They also should be informed if the test results are being adjusted for race, she said.
AFP was discovered in 1956 and was found to cross the placenta into the maternal serum or blood. By the 1970s, maternal serum AFP measurements became the test in the new field of prenatal screening and diagnosis, especially for spina bifida. As the use of this test developed, it was found that other conditions, such as maternal weight, smoking status, diabetes, and chronic hypertension changed the concentration of AFP in the serum. At the time, race was also considered as a mitigating factor in the values, and has persisted in the interpretation of the AFP test for the past 50 years, the study noted.
In 1983, a research group out of California observed race—white, Black and Asian—to adjust the interpretation of the serum AFP level. Another UK study in 1996 stated the AFP value from a pregnant Black woman should be reduced by 20% if maternal weight was the same. This study was updated in 2011 and 2013, but did not drop the differential recommendation.
Prior studies did not take into account socio-economic and health considerations, such as environmental exposures, diabetes, weight or hypertension, Burns said. Additionally, "these studies didn't take into account paternal contribution, such as the fetus having a white mother and a Black father," Burns added.
In regards to other potential factors contributing to AFP levels in pregnancy, these earlier studies ignored the push by the federal government to supplement folic acid intake by fortifying the vitamin into wheat products in the 1990s. Lack of folic acid is known to be a key contributor to development of spina bifida. In the past 30 years since initiation of folic acid fortification of wheat flour in the United States, the number of spina bifida cases has fallen by 30%, Burns noted.

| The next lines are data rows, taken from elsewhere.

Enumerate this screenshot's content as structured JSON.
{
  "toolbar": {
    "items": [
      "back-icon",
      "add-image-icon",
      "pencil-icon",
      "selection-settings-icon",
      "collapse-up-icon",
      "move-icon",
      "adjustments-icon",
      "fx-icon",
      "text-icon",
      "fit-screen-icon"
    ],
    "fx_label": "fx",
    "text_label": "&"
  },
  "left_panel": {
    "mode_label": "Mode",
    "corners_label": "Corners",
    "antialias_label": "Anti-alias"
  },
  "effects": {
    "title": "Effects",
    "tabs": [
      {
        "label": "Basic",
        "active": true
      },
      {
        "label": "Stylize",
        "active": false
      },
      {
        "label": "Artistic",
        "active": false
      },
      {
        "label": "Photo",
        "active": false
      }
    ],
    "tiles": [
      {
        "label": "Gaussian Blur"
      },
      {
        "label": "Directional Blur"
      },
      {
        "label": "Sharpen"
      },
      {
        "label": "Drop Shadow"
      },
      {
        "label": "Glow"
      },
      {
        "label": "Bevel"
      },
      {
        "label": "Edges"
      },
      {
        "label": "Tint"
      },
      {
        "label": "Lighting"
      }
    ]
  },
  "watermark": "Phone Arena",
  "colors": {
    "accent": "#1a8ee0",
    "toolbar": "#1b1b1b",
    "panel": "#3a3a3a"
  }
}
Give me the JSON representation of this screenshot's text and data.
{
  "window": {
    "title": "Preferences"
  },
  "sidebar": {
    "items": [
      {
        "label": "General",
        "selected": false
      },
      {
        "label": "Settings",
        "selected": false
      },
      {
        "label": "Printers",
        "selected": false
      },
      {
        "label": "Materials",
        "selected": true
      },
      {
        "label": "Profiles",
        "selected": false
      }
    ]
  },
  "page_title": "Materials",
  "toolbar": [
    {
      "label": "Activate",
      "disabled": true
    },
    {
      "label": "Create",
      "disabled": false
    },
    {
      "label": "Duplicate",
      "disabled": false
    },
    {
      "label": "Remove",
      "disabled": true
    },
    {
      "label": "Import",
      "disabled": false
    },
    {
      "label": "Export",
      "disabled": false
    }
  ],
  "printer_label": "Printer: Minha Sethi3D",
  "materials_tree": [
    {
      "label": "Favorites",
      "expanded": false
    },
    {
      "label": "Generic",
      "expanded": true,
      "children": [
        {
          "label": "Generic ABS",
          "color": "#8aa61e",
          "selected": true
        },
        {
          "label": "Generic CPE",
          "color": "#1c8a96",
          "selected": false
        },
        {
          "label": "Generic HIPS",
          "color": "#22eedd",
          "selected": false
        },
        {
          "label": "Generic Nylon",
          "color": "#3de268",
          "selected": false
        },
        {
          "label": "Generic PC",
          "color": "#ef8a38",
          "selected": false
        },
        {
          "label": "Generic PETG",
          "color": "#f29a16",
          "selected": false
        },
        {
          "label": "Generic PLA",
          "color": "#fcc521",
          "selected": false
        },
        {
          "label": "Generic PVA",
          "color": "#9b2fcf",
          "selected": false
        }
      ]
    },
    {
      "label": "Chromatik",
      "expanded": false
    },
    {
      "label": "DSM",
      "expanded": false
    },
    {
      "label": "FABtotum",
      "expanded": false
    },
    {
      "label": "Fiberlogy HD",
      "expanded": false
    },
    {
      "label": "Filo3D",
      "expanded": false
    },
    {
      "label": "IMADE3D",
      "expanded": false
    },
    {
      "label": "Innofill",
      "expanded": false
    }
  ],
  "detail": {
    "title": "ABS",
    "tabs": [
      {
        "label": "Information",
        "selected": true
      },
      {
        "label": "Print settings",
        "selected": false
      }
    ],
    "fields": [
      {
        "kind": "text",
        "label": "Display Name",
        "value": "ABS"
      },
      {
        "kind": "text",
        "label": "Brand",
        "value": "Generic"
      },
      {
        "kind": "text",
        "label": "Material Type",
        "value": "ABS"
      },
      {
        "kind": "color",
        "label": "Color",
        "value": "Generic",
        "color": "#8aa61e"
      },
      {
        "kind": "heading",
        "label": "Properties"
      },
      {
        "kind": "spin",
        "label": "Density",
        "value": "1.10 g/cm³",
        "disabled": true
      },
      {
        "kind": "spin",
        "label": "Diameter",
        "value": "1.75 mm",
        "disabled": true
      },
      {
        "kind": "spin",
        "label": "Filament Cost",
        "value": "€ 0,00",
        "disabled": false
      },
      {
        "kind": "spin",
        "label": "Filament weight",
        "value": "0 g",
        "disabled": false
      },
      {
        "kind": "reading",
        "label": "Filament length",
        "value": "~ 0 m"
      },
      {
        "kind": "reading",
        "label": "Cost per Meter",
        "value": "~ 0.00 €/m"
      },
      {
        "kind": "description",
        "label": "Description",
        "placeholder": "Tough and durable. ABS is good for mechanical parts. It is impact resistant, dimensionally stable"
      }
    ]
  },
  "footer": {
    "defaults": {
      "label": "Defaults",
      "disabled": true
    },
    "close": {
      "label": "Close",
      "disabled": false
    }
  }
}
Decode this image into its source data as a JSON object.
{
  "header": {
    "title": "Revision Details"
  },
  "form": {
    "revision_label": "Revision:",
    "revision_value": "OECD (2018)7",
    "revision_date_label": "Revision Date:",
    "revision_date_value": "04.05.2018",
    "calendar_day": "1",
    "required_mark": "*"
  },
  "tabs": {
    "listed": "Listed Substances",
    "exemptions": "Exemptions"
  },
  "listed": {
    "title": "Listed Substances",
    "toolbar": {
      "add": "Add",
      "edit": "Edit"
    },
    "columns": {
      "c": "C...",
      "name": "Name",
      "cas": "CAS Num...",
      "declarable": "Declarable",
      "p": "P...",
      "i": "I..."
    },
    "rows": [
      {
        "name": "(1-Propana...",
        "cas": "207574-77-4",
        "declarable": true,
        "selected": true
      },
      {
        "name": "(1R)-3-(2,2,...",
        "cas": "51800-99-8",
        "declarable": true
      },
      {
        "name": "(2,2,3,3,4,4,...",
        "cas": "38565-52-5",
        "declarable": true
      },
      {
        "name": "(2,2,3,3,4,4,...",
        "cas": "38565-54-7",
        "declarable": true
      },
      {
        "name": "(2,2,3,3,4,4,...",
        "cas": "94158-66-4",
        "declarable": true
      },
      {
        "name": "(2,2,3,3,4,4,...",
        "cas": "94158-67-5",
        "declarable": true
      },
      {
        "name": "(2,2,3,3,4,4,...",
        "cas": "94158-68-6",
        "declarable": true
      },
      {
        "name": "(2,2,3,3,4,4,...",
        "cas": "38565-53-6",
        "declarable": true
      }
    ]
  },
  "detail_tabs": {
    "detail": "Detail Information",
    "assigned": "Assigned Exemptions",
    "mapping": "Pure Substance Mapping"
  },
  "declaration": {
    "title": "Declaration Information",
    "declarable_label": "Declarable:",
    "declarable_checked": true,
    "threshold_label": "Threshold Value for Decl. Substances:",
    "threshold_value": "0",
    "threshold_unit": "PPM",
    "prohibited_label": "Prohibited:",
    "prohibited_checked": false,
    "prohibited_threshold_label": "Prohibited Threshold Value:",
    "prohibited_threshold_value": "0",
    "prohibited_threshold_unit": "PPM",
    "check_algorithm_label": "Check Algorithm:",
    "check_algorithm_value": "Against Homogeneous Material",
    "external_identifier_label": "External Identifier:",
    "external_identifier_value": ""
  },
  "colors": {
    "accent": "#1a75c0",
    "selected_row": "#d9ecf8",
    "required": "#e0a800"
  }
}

The continued inclusion of race to adjust serum AFP values, rather than obesity, tobacco use, diabetes, fortified diet or other plausible biological risk factors reflects another instance of misrepresentation of race as a biological factor, rather than a social construct in medicine, the authors conclude.
For this study, the group looked at only lower-risk mothers who did not have diabetes, tobacco use or multiple gestations. Future studies should include these mothers, Burns said. Another prenatal test,pregnancy-associated plasma protein A or PAPP-A, used for prenatal genetic screening and preeclampsia risk estimates, has a reported 50% differential for Black women, which Burns said needs to reevaluated as well. That protein was not a topic of this study. This study did not include research into the health of the babies after birth, Burns said.
With improvements in ultrasound technology and cell-free DNA testing coming to the forefront of prenatal screening in the last two decades, use of AFP screening has fallen by the wayside a bit, Burns said. But, it is still used to provide valuable information about pregnancy risks for patients without access to these newer tests.
Delaney hopes that this article "will encourage systematic approaches to evaluate racism and social injustices as modifiable contributors to racial inequities in healthcare rather than the incorrect use of race as a biologic factor."
More information: Nicholas R. Burns et al, Reconsidering Race Adjustment in Prenatal Alpha-Fetoprotein Screening, Obstetrics & Gynecology (2023). DOI: 10.1097/AOG.0000000000005045